* INPUT DATA:
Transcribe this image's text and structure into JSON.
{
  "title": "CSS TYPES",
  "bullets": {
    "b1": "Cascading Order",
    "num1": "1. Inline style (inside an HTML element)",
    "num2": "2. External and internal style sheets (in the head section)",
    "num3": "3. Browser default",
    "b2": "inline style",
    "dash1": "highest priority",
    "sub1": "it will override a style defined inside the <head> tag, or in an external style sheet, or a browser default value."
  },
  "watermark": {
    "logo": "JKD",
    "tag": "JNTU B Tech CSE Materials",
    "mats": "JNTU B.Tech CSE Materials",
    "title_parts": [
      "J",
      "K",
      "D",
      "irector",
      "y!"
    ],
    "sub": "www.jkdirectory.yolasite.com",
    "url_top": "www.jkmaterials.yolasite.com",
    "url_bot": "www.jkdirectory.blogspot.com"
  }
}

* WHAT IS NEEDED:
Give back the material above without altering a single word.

* RESPONSE AREA:
Transcribe this image's text and structure into JSON.
{
  "title": "CSS TYPES",
  "bullets": {
    "b1": "Cascading Order",
    "num1": "1. Inline style (inside an HTML element)",
    "num2": "2. External and internal style sheets (in the head section)",
    "num3": "3. Browser default",
    "b2": "inline style",
    "dash1": "highest priority",
    "sub1": "it will override a style defined inside the <head> tag, or in an external style sheet, or a browser default value."
  },
  "watermark": {
    "logo": "JKD",
    "tag": "JNTU B Tech CSE Materials",
    "mats": "JNTU B.Tech CSE Materials",
    "title_parts": [
      "J",
      "K",
      "D",
      "irector",
      "y!"
    ],
    "sub": "www.jkdirectory.yolasite.com",
    "url_top": "www.jkmaterials.yolasite.com",
    "url_bot": "www.jkdirectory.blogspot.com"
  }
}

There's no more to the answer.